RFID Fridge

A smart refrigerator for the home

RFID Reader
TI Series 2000 Evaluation Kit

In order to maintain an updated list of the products in our fridge, we used radio- frequency identification (RFID). Each item was tagged with an RFID card upon entering our fridge for the first time. Every time a product was placed in or removed from the fridge, the RFID antenna installed inside the fridge recognized the product's unique RFID tag, and registered it as either in or out of stock. The RFID reader did not require much configuration in our hardware project. We needed only to add another CoreUARTApb peripheral to our APB bus and one top level pin to receive the data from the RFID reader. Every time the antenna read an RFID tag, the tag was sent to the processor which then updated the fridge's stock.


The biggest problem our team faced with the RFID reader was deciding how to trigger an interrupt whenever an RFID tag was read. Unfortunately, the RFID reader had only three wires for us to interface with: data in, data out, and ground. There was no line that could be conveniently used as an interrupt for the line the data was sent on. We eventually decided to use the data as an interrupt for itself.

Another challenge resulted from the core functionality of the RFID reader - it would consistently transmit a few header bytes even when it had not successfully read an RFID tag. This caused an interrupt to be generated about every 10 ms. Since the receiving of the data triggered our RFID interrupt handler function, we were forced to acknowledge all of the faulty reads in addition to the reads of actual RFID tags. We left the task of differentiating legitimate and illegitimate reads to our software. This was done by reading the first three headers bytes sent by the RFID reader and determining whether or not a tag was read. If there was a legitimate read, our software would continue to read 16 more bytes, representing the RFID tag. If there was not a legitimate read, we cleared the UART buffer and waited for the next interrupt to be triggered.

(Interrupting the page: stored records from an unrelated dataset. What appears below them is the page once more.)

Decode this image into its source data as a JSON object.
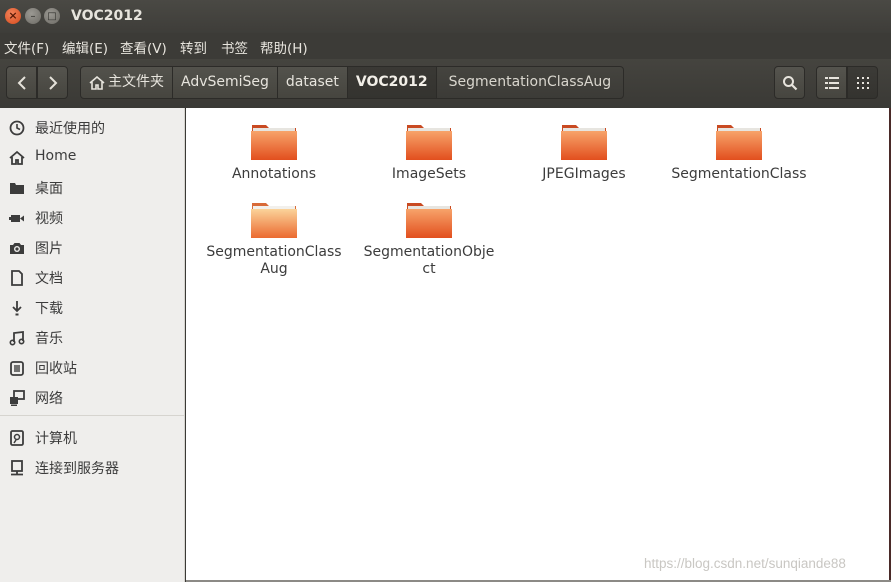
{
  "window": {
    "title": "VOC2012"
  },
  "menubar": {
    "items": [
      "文件(F)",
      "编辑(E)",
      "查看(V)",
      "转到",
      "书签",
      "帮助(H)"
    ]
  },
  "toolbar": {
    "breadcrumbs": [
      "主文件夹",
      "AdvSemiSeg",
      "dataset",
      "VOC2012",
      "SegmentationClassAug"
    ],
    "active_crumb": "VOC2012",
    "icons": [
      "back-arrow-icon",
      "forward-arrow-icon",
      "home-icon",
      "search-icon",
      "list-view-icon",
      "grid-view-icon"
    ]
  },
  "sidebar": {
    "items": [
      {
        "label": "最近使用的",
        "icon": "recent-clock-icon"
      },
      {
        "label": "Home",
        "icon": "home-icon"
      },
      {
        "label": "桌面",
        "icon": "desktop-folder-icon"
      },
      {
        "label": "视频",
        "icon": "video-icon"
      },
      {
        "label": "图片",
        "icon": "camera-icon"
      },
      {
        "label": "文档",
        "icon": "document-icon"
      },
      {
        "label": "下载",
        "icon": "download-icon"
      },
      {
        "label": "音乐",
        "icon": "music-icon"
      },
      {
        "label": "回收站",
        "icon": "trash-icon"
      },
      {
        "label": "网络",
        "icon": "network-icon"
      }
    ],
    "devices": [
      {
        "label": "计算机",
        "icon": "computer-icon"
      },
      {
        "label": "连接到服务器",
        "icon": "server-icon"
      }
    ]
  },
  "files": [
    {
      "line1": "Annotations",
      "line2": ""
    },
    {
      "line1": "ImageSets",
      "line2": ""
    },
    {
      "line1": "JPEGImages",
      "line2": ""
    },
    {
      "line1": "SegmentationClass",
      "line2": ""
    },
    {
      "line1": "SegmentationClass",
      "line2": "Aug"
    },
    {
      "line1": "SegmentationObje",
      "line2": "ct"
    }
  ],
  "watermark": "https://blog.csdn.net/sunqiande88",
  "colors": {
    "folder_orange": "#e8602c",
    "titlebar": "#3e3d39",
    "sidebar_bg": "#efeeec",
    "close_button": "#e25a26"
  }
}
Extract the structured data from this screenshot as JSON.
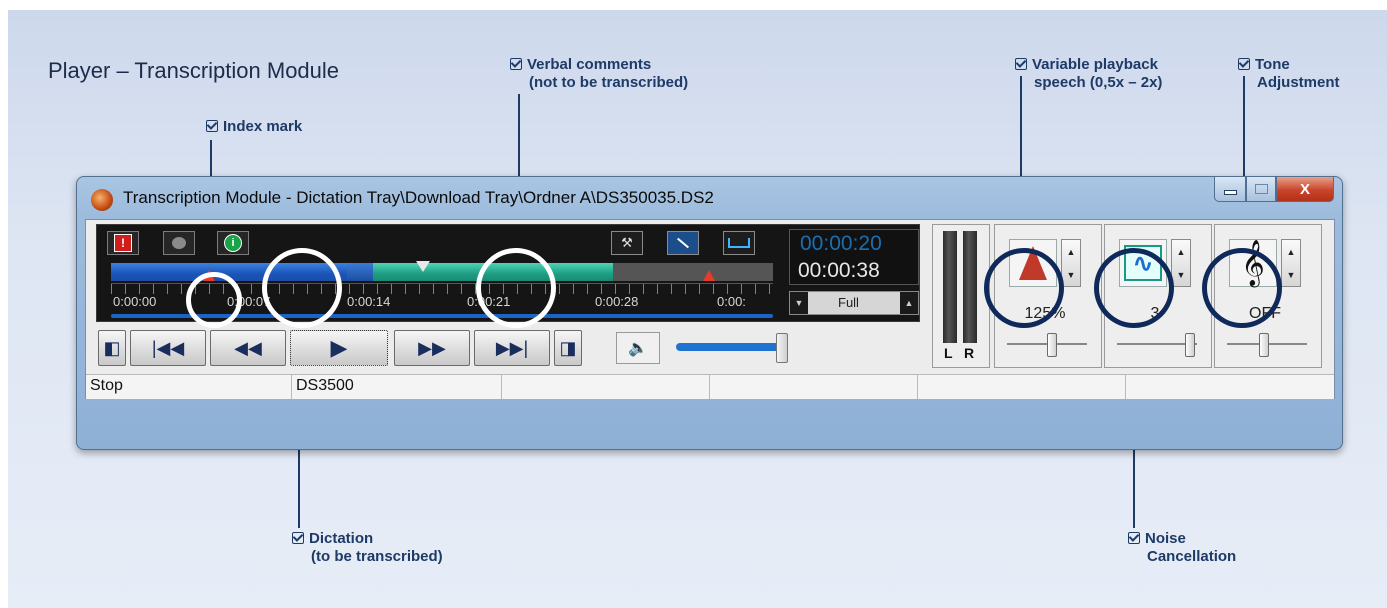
{
  "heading": "Player – Transcription Module",
  "callouts": {
    "index_mark": "Index mark",
    "verbal_1": "Verbal comments",
    "verbal_2": "(not to be transcribed)",
    "variable_1": "Variable playback",
    "variable_2": "speech (0,5x – 2x)",
    "tone_1": "Tone",
    "tone_2": "Adjustment",
    "dictation_1": "Dictation",
    "dictation_2": "(to be transcribed)",
    "noise_1": "Noise",
    "noise_2": "Cancellation"
  },
  "window": {
    "title": "Transcription Module - Dictation Tray\\Download Tray\\Ordner A\\DS350035.DS2",
    "close_label": "X"
  },
  "timeline": {
    "ticks": [
      "0:00:00",
      "0:00:07",
      "0:00:14",
      "0:00:21",
      "0:00:28",
      "0:00:"
    ]
  },
  "time": {
    "current": "00:00:20",
    "total": "00:00:38",
    "zoom": "Full"
  },
  "volume": {
    "level": 1.0
  },
  "meter": {
    "left_label": "L",
    "right_label": "R"
  },
  "controls": {
    "speed": {
      "value": "125%",
      "slider_position": 0.55
    },
    "noise": {
      "value": "3",
      "slider_position": 0.9
    },
    "tone": {
      "value": "OFF",
      "slider_position": 0.45
    }
  },
  "status": {
    "state": "Stop",
    "device": "DS3500"
  },
  "colors": {
    "dictation_segment": "#1b55b8",
    "comment_segment": "#1f9e84",
    "index_mark": "#e83a2a",
    "current_time": "#1b6fb0"
  }
}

Once we had completed all software and hardware development for the RFID reader, we had it functioning exactly as we had hoped it would. It was able to accurately and consistently detect products as they were put in or taken out of the fridge. Ideally, the RFID reader would only have sent data when it completed a successful read, which would decrease the amount of CPU time used to process invalid reads. Unfortunately, the reader that we used did not support this functionality. This is one way we could improve our project if we were to re-implement it.